“Then you can play in the snow with me and my great-grandma when she comes to visit! Her husband died too, so she knows how you feel. But even though your wife is gone, you can still enjoy the snow. She wouldn’t want you to sit around all day and mope because it hurts so much. I didn’t do that when my dog died, and neither should you.” By this time, most of the kids were making a snowman, but he could tell they were listening to the conversation. Oddly enough, it didn’t bother him the way it used to; even the fact that a few were staring at him and the girl didn’t faze him.
He smiled at what she had said. “You are very wise for someone who is only six and three-quarters years-old. Do you know that?”
“My mommy tells me that often. She says I get it from my grandfather,” the girl said with a smile and looked up as her parents walked by.
“Come on, honey, it’s time to go home. We have to get supper started,” her mother said.
“Ok,” she said as she hopped down from the bench.
“Who’s your friend?” her father asked.
“Frank, Frank Greystone,” he answered when the girl hesitated.
“Nice to meet you Frank, I hope Amelia wasn’t bothering you. She tends to be a little too inquisitive with elderly people. Their stories always fascinate her,” the father responded.
“Not at all. It was a very enjoyable conversation. I’m glad she came over to say hello.”
“Well that’s good. We’ll be in the park often if you ever want to talk to her again. Maybe you could come over and talk to Amelia’s great-grandmother. She always enjoys meeting new people from the same generation as her,” Amelia’s mother suggested with a smile as her daughter clung to her knee.
“That’s sounds like a fine idea, if it’s not too much trouble. I’d hate to make you feel obligated in any way,” Frank answered.
“Oh, it’s no trouble at all. We loved having company over. A full house is a happy house, as my father used to say,” she told him.
Frank chuckled. “That sounds about right, my house was usually full to bursting with people always coming and going and now it’s rather empty since my children grew up.”
“Well feel free to stop by, I think we live around the block. We’ll talk more when we see you here next, but we better get going. Good-bye,” the father added in as they turned to leave, but Amelia jumped up and gave Frank a hug and a kiss on the cheek before leaving.
“Good-bye, Frank!” she called as they left.

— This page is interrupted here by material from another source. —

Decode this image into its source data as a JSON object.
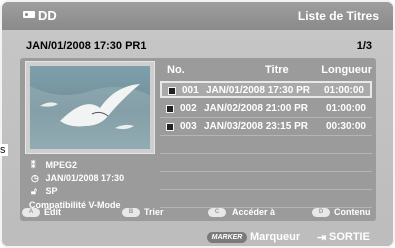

“Good-bye, Amelia” he replied. Frank watched them leave before getting up and finishing his walk, all the while thinking that maybe there was something left for him to do with his life after all. And maybe, just maybe, the snow wasn’t as bad as he thought it might have been. Frank laughed as he looked toward the sea of clouds separated with patches of pale blue sky. Carol had been right, even though she and his children were gone, there was no reason to stop living just yet.